Time Windows by Kathryn Reiss
The new cover of this book might inadvertently scarier than the novel itself.
It’s been an incredibly long time since I read this book, so long in fact that I can swear it had a different title when I read it in elementary school. I don’t have a brilliant enough memory to come up with an original plot description so I have to rely on the back of the book.
When Miranda moves with her family to an old hose in a small Massachusetts town, she discovers an antique dollhouse the duplicates her new home in miniature. Looking through the dollhouse windows, she is shocked to see scene from the tragic lives of the real hose’s past inhabitants. She soon realizes that her home is exerting an evil power over the women who live there. And even worse, Miranda’s own mother is succumbing to its influence! Miranda must find the key to unlock the past and so release the house from its spell. But doing so means Miranda must relive one of those terrifying dollhouse scenes.
I don’t remember much about this book, accept that I was terrified. I remember the very real fear I felt reading it during a thunderstorm by flashlight. I have read many books since then and can remember many of their plots and characters, but very few do I solely remember by emotional recall.
The House of the Seven Gables by Nathaniel Hawthorne
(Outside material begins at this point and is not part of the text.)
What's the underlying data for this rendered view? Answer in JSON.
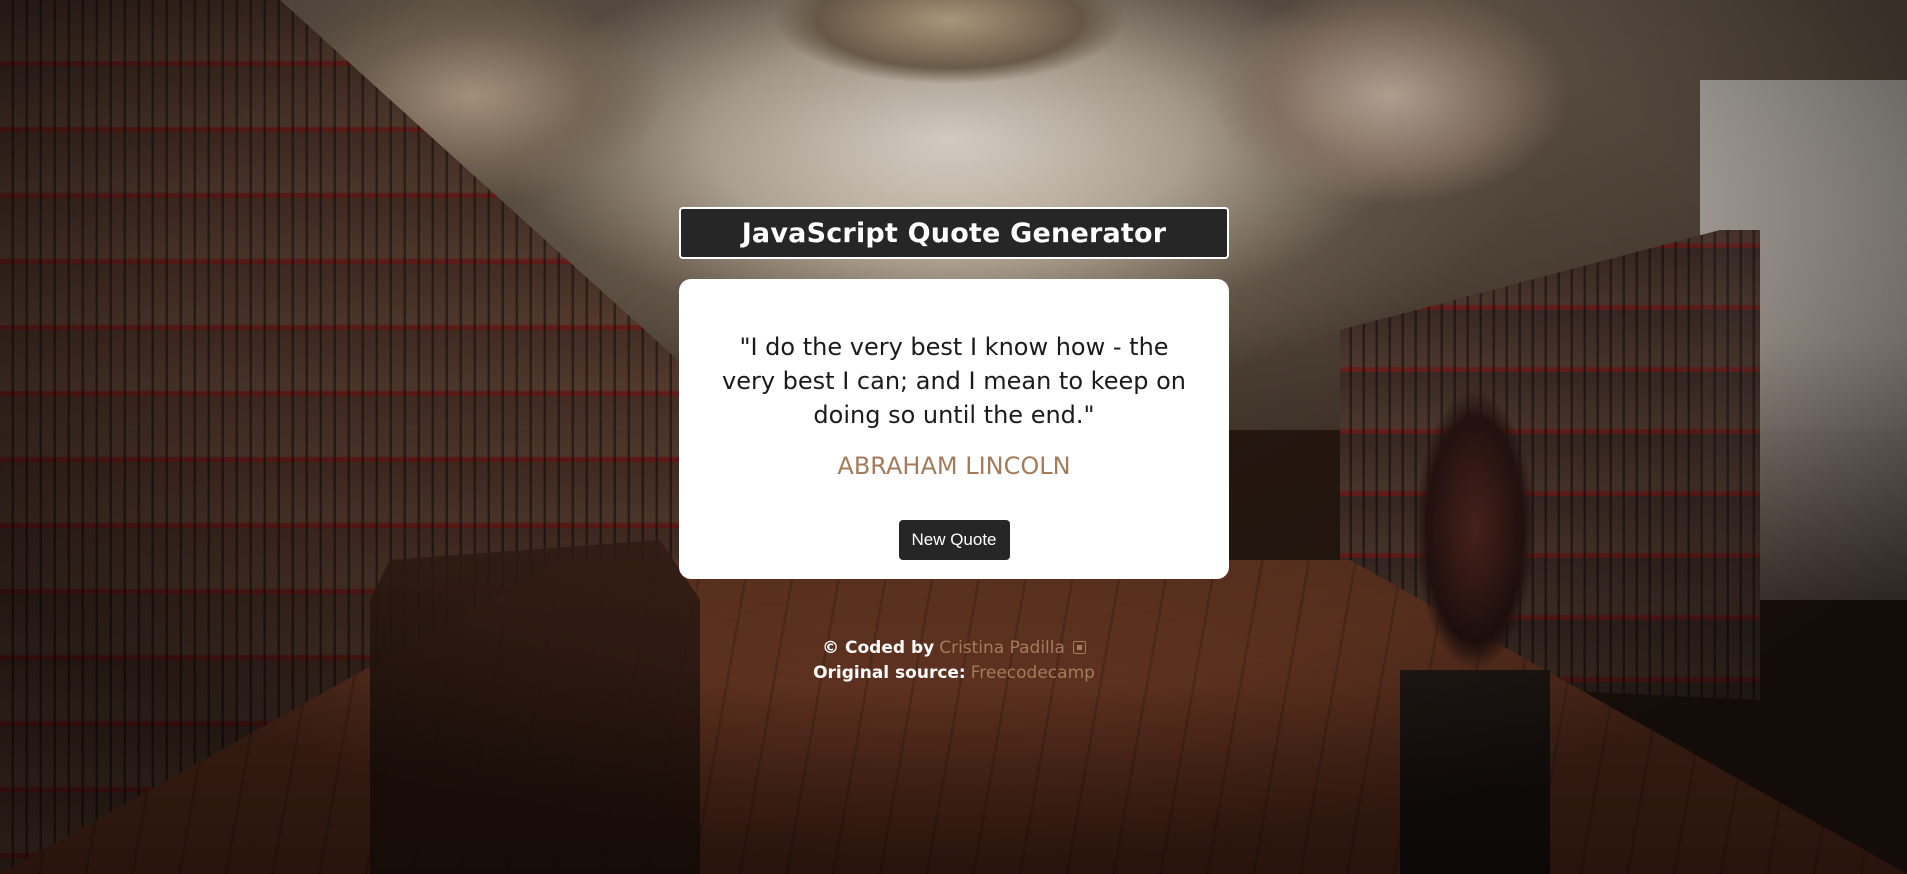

From the Dover Thrift Edition: Built over an unquiet grave, the House of the Seven Gables carries a dying man’s curse that blights the lives of its residents for over two centuries. Now Judge Jaffrey Pyncheon, an iron-hearted hypocrite and intellectual heir to the mansion’s unscrupulous founder, is attempting to railroad a pair of his elderly relatives out of the house. Only two young people stand in his way — a visiting country cousin and an enigmatic boarder skilled in mesmerism.
I had every intention of writing this entire post about The House of the Seven Gables, but everything I wrote came off sounding like one of my old grad school papers. So, I scrapped it. But this is my all time favorite haunted house novel. I love it because not only do I love a good creepy read, but I love Nathaniel Hawthorne and how his works often reach back into the real past of America’s early days only to come back with filthy hands. Hawthorne himself was haunted by his family’s involvement in the Salem Witch Trials (his ancestor was Judge John Hathorne, the only Witch Trial judge not to repent his role in the deaths of 20 innocent people. Hawthorne even changed his name—adding the ’w’—to distance himself from said relative) nearly 200 years after the fact. The House of the Seven Gables among many of his other works deals with the long shadow that ugly chapter casts in the United States. It is not only a story of spectral ghosts and magic curses, but of the ghosts of the cruelty normal human beings are capable of that poisons the wells of history for generations. It’s chilling in a very real way, because under the surface it’s absolutely real.
So there you have it, a whole neighborhood of my favorite haunted houses, feel free to trick or treat there this weekend!
Let me know what your favorite haunted houses are in the comments, on facebook, or instagram